What are 4 disadvantages of breastfeeding?
What are 4 disadvantages of breastfeeding?
- You may feel discomfort, particularly during the first few days or weeks.
- There isn’t a way to measure how much your baby is eating.
- You’ll need to watch your medication use, caffeine, and alcohol intake. Some substances that go into your body are passed to the baby through your milk.
- Newborns eat frequently.
What is the main disadvantage of breastfeeding?
You Have Less Freedom. When you breastfeed, you are always on call. You and your breasts need to be available for every feeding, day and night. It can be exhausting, especially during the first few weeks when you will be breastfeeding your baby every two to three hours around the clock.
What are examples social factors that impact a mother’s decision to breastfeed?
Broader and more complex factors have been influencing the practice of breastfeeding in our country, such as: socio-economic status, education level, age and maternal employment, urbanization, labor conditions, encouragement of the husband/partner and family and the desire of women to breastfeed.
What are the challenges of exclusive breastfeeding?
Exclusive breastfeeding challenges consisting of household chores, work schedules, family influence, low breast milk production, and swollen breast or sore nipples. Complementary feeding challenges consisting of access to food items, and preparing and giving foods.
What are 5 disadvantages of breastfeeding?
Here are the commonly talked about disadvantages of breastfeeding:
- Breastfed babies need to be fed more often.
- There are dietary restrictions.
- Nursing in public isn’t always fun.
- It can be uncomfortable and painful.
- You don’t know how much milk baby is getting.
- You need special clothing to breastfeed.
What are the disadvantages of not breastfeeding?
For infants, not being breastfed is associated with an increased incidence of infectious morbidity, including otitis media, gastroenteritis, and pneumonia, as well as elevated risks of childhood obesity, type 1 and type 2 diabetes, leukemia, and sudden infant death syndrome (SIDS).

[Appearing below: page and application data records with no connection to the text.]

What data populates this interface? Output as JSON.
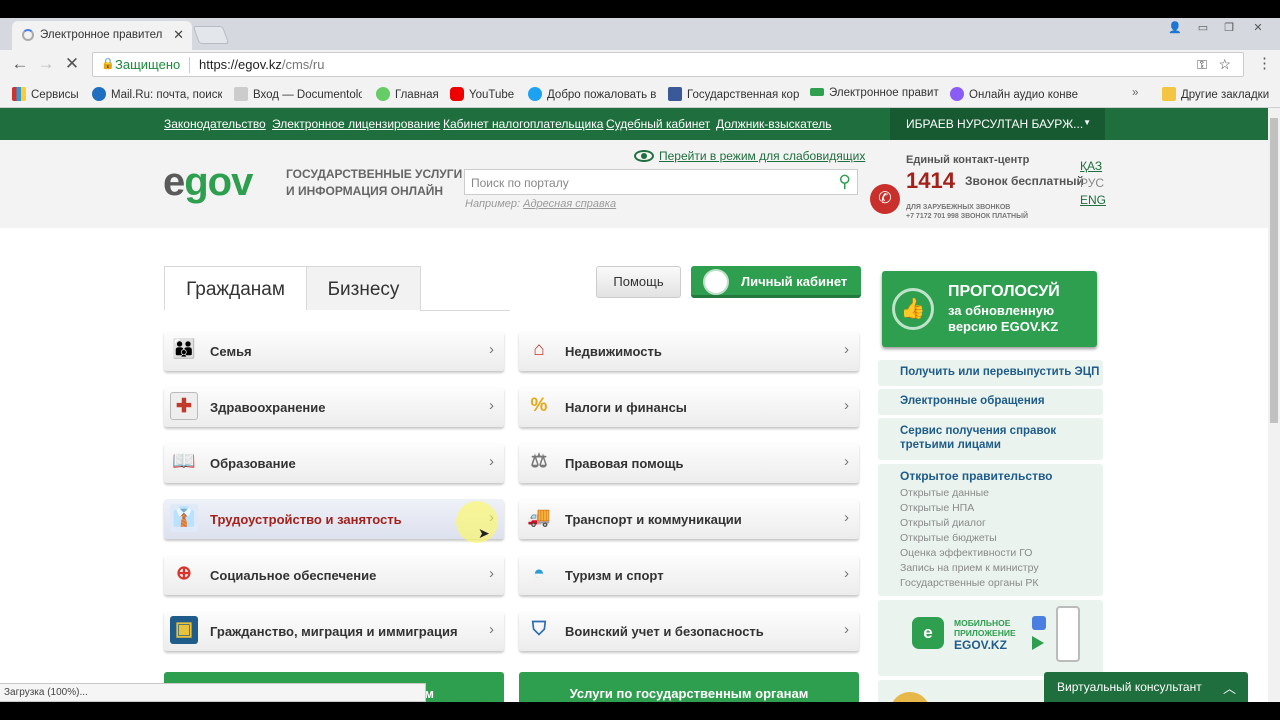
{
  "browser": {
    "tab_title": "Электронное правител",
    "security_label": "Защищено",
    "url_host": "https://egov.kz",
    "url_path": "/cms/ru",
    "bookmarks": [
      "Сервисы",
      "Mail.Ru: почта, поиск",
      "Вход — Documentolog",
      "Главная",
      "YouTube",
      "Добро пожаловать в",
      "Государственная кор",
      "Электронное правит",
      "Онлайн аудио конве"
    ],
    "other_bookmarks": "Другие закладки",
    "status": "Загрузка (100%)..."
  },
  "topnav": {
    "links": [
      "Законодательство",
      "Электронное лицензирование",
      "Кабинет налогоплательщика",
      "Судебный кабинет",
      "Должник-взыскатель"
    ],
    "user": "ИБРАЕВ НУРСУЛТАН БАУРЖ..."
  },
  "header": {
    "logo_e": "e",
    "logo_gov": "gov",
    "tagline_1": "ГОСУДАРСТВЕННЫЕ УСЛУГИ",
    "tagline_2": "И ИНФОРМАЦИЯ ОНЛАЙН",
    "impaired_link": "Перейти в режим для слабовидящих",
    "search_placeholder": "Поиск по порталу",
    "example_prefix": "Например:",
    "example_link": "Адресная справка",
    "contact_label": "Единый контакт-центр",
    "contact_number": "1414",
    "contact_free": "Звонок бесплатный",
    "contact_small_1": "ДЛЯ ЗАРУБЕЖНЫХ ЗВОНКОВ",
    "contact_small_2": "+7 7172 701 998 ЗВОНОК ПЛАТНЫЙ",
    "langs": [
      "ҚАЗ",
      "РУС",
      "ENG"
    ]
  },
  "tabs": [
    "Гражданам",
    "Бизнесу"
  ],
  "buttons": {
    "help": "Помощь",
    "cabinet": "Личный кабинет"
  },
  "categories_left": [
    "Семья",
    "Здравоохранение",
    "Образование",
    "Трудоустройство и занятость",
    "Социальное обеспечение",
    "Гражданство, миграция и иммиграция"
  ],
  "categories_right": [
    "Недвижимость",
    "Налоги и финансы",
    "Правовая помощь",
    "Транспорт и коммуникации",
    "Туризм и спорт",
    "Воинский учет и безопасность"
  ],
  "bottom_bars": {
    "left": "м",
    "right": "Услуги по государственным органам"
  },
  "vote": {
    "title": "ПРОГОЛОСУЙ",
    "line1": "за обновленную",
    "line2": "версию EGOV.KZ"
  },
  "right_links": [
    "Получить или перевыпустить ЭЦП",
    "Электронные обращения",
    "Сервис получения справок третьими лицами"
  ],
  "open_gov": {
    "title": "Открытое правительство",
    "items": [
      "Открытые данные",
      "Открытые НПА",
      "Открытый диалог",
      "Открытые бюджеты",
      "Оценка эффективности ГО",
      "Запись на прием к министру",
      "Государственные органы РК"
    ]
  },
  "mobile": {
    "line1": "МОБИЛЬНОЕ",
    "line2": "ПРИЛОЖЕНИЕ",
    "brand": "EGOV.KZ"
  },
  "virtual_consultant": "Виртуальный консультант",
  "colors": {
    "brand_green": "#2e9e4f",
    "dark_green": "#1f6e3e",
    "accent_red": "#a3211b",
    "link_blue": "#1f5c8a"
  }
}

What are 3 barriers to breastfeeding?
Barriers to breastfeeding
- Lack of knowledge about breastfeeding.
- Misconception that formula is equivalent.
- Breastfeeding is not the social norm in many communities.

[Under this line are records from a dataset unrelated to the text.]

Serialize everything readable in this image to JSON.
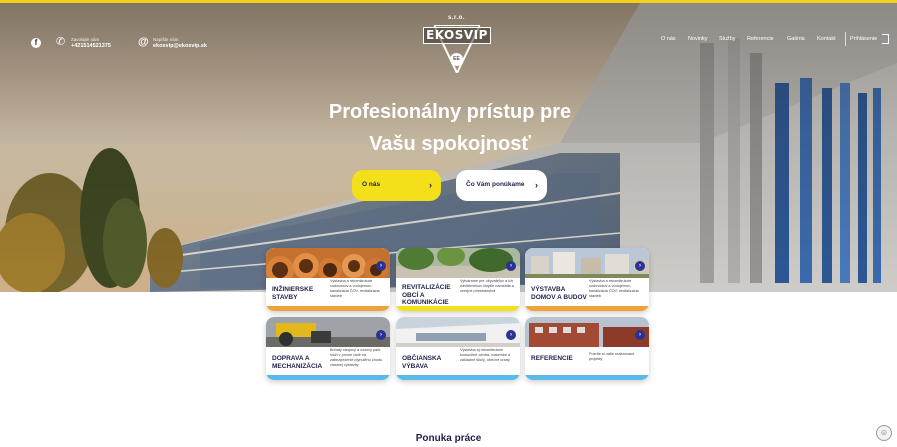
{
  "header": {
    "phone_label": "Zavolajte nám",
    "phone_number": "+421514521375",
    "email_label": "Napíšte nám",
    "email_address": "ekosvip@ekosvip.sk",
    "logo": {
      "suffix": "s.r.o.",
      "name": "EKOSVIP",
      "mark": "EE"
    }
  },
  "nav": {
    "items": [
      "O nás",
      "Novinky",
      "Služby",
      "Referencie",
      "Galéria",
      "Kontakt"
    ],
    "login": "Prihlásenie"
  },
  "hero": {
    "title_line1": "Profesionálny prístup pre",
    "title_line2": "Vašu spokojnosť",
    "btn_about": "O nás",
    "btn_offer": "Čo Vám ponúkame",
    "arrow": "›"
  },
  "services": [
    {
      "title": "INŽINIERSKE STAVBY",
      "desc": "Výstavba a rekonštrukcie vodovodov a vodojemov, kanalizácia ČOV, revitalizácia stavieb",
      "accent": "#f0a23a"
    },
    {
      "title": "REVITALIZÁCIE OBCÍ A KOMUNIKÁCIE",
      "desc": "Vytvárame pre obyvateľov a ich návštevníkov krajšie námestia a verejné priestranstvá",
      "accent": "#f3df1a"
    },
    {
      "title": "VÝSTAVBA DOMOV A BUDOV",
      "desc": "Výstavba a rekonštrukcie vodovodov a vodojemov, kanalizácia ČOV, revitalizácia stavieb",
      "accent": "#f0a23a"
    },
    {
      "title": "DOPRAVA A MECHANIZÁCIA",
      "desc": "Bohatý strojový a vozový park slúži v prvom rade na zabezpečenie plynulého chodu vlastnej výstavby",
      "accent": "#5bb8e8"
    },
    {
      "title": "OBČIANSKA VÝBAVA",
      "desc": "Výstavba aj rekonštrukcie komunitné centrá, materské a základné školy, obecné úrady",
      "accent": "#5bb8e8"
    },
    {
      "title": "REFERENCIE",
      "desc": "Pozrite si naše realizované projekty",
      "accent": "#5bb8e8"
    }
  ],
  "section": {
    "title": "Ponuka práce"
  },
  "colors": {
    "brand_yellow": "#f3df1a",
    "navy": "#1d2149",
    "arrow_blue": "#2a3391"
  },
  "icons": [
    "facebook-icon",
    "phone-icon",
    "at-icon",
    "login-icon",
    "chevron-right-icon",
    "cookie-icon"
  ]
}
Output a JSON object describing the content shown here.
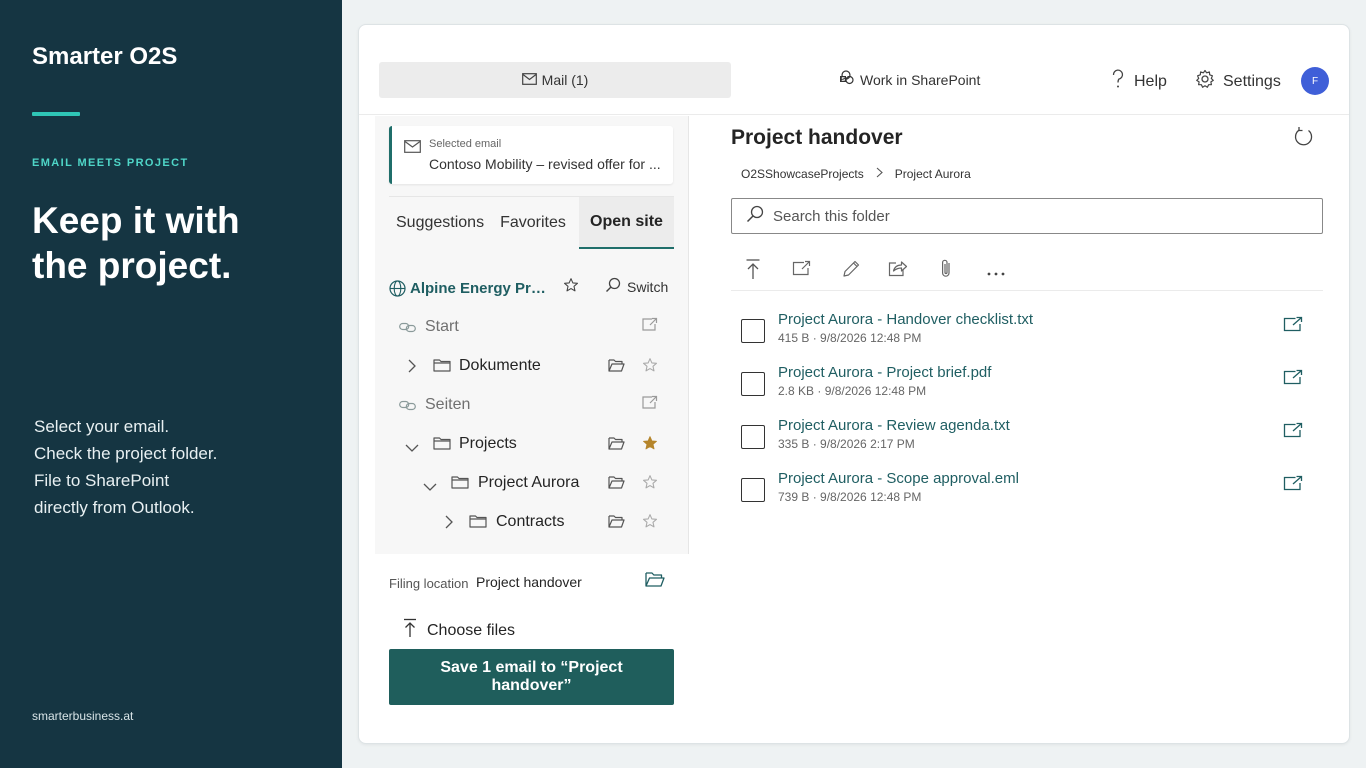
{
  "promo": {
    "brand": "Smarter O2S",
    "eyebrow": "EMAIL MEETS PROJECT",
    "headline": "Keep it with the project.",
    "body_lines": [
      "Select your email.",
      "Check the project folder.",
      "File to SharePoint",
      "directly from Outlook."
    ],
    "footer": "smarterbusiness.at",
    "accent_color": "#2fc6b6"
  },
  "header": {
    "mail_tab": "Mail (1)",
    "sharepoint_tab": "Work in SharePoint",
    "help": "Help",
    "settings": "Settings",
    "avatar_initial": "F"
  },
  "selected_email": {
    "label": "Selected email",
    "value": "Contoso Mobility – revised offer for ..."
  },
  "tabs": [
    {
      "label": "Suggestions",
      "active": false
    },
    {
      "label": "Favorites",
      "active": false
    },
    {
      "label": "Open site",
      "active": true
    }
  ],
  "site": {
    "name": "Alpine Energy Proj...",
    "switch_label": "Switch"
  },
  "tree": [
    {
      "label": "Start",
      "type": "link"
    },
    {
      "label": "Dokumente",
      "type": "folder",
      "expanded": false
    },
    {
      "label": "Seiten",
      "type": "link"
    },
    {
      "label": "Projects",
      "type": "folder",
      "expanded": true,
      "favorite": true
    },
    {
      "label": "Project Aurora",
      "type": "folder",
      "expanded": true,
      "favorite": false
    },
    {
      "label": "Contracts",
      "type": "folder",
      "expanded": false,
      "favorite": false
    }
  ],
  "filing": {
    "label": "Filing location",
    "value": "Project handover",
    "choose_files": "Choose files",
    "save_button": "Save 1 email to “Project handover”"
  },
  "folder": {
    "title": "Project handover",
    "breadcrumb": [
      "O2SShowcaseProjects",
      "Project Aurora"
    ],
    "search_placeholder": "Search this folder",
    "files": [
      {
        "name": "Project Aurora - Handover checklist.txt",
        "meta": "415 B · 9/8/2026 12:48 PM"
      },
      {
        "name": "Project Aurora - Project brief.pdf",
        "meta": "2.8 KB · 9/8/2026 12:48 PM"
      },
      {
        "name": "Project Aurora - Review agenda.txt",
        "meta": "335 B · 9/8/2026 2:17 PM"
      },
      {
        "name": "Project Aurora - Scope approval.eml",
        "meta": "739 B · 9/8/2026 12:48 PM"
      }
    ]
  },
  "colors": {
    "sidebar_bg": "#153542",
    "primary": "#1f5e5c",
    "link": "#1f5e62",
    "favorite_star": "#b5852b",
    "avatar": "#3f5fd8"
  }
}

- Poor family and social support.
- Embarrassment about feeding in public.
- Lactation problems.
- Returning to work and accessing supportive childcare.
What impact does the mother’s age have on breastfeeding?
Younger mothers aged 20 to 29 years are less likely to ever breastfeed (81.2%) than mothers aged 30 years or older (85.9%).
What are the risks of formula feeding?
Formula feeding is linked to higher risk for Type 1 diabetes and bowel diseases such as celiac disease and inflammatory bowel disease. Infants who are formula fed are 50 percent more likely to have ear infections than babies who receive only breastmilk.
What’s exclusive breastfeeding?
Exclusive breastfeeding – that is the infant only receives breast milk without any additional food or drink, not even water. Breastfeeding on demand – that is as often as the child wants, day and night. No use of bottles, teats or pacifiers.
What are 3 disadvantages of breastfeeding?
Why would a woman choose not to breastfeed?
Personal Issues. Awkwardness, body image issues, stigma, fear, and lack of confidence can all contribute to negative feelings about breastfeeding, says Tamika Auguste, MD, an obstetrician-gynecologist practicing in Washington, D.C. Concerns about exposing the breasts to nurse can also make people feel uncomfortable.
What are the disadvantages of breastfeeding?
The Disadvantages of Breastfeeding 1 You Have Less Freedom. When you breastfeed, you are always on call. 2 Breastfeeding Can Be Painful. 3 Your Partner Can’t Feed the Baby. 4 It Can Be Stressful If You Are Modest. 5 Breastfeeding Can Be Difficult in the Beginning. 6 Breastfeeding Requires Healthy Lifestyle Choices.
What are the benefits of asset protection trusts (APTS)?
These concerns make older people easy prey for the unscrupulous to focus only on the benefits of so-called Asset Protection Trusts (APTs) to protect the value of a person’s home from assessment to means tested benefits should the need for care arise, rather than take a more balanced approach.
Does a family trust protect assets from Medicaid?
Generally, family trusts are not adequate in protecting money and assets from Medicaid because the language of the trust makes it revocable (meaning the trust can be cancelled or altered) or allows for money in the trust to be used for the Medicaid applicant’s long-term care costs.
Do revocable trusts offer asset protection?
Although revocable trusts do not offer asset protection, they have other benefits when it comes to estate planning. For example, such trusts can be helpful in avoiding probate fees when the settlor passes.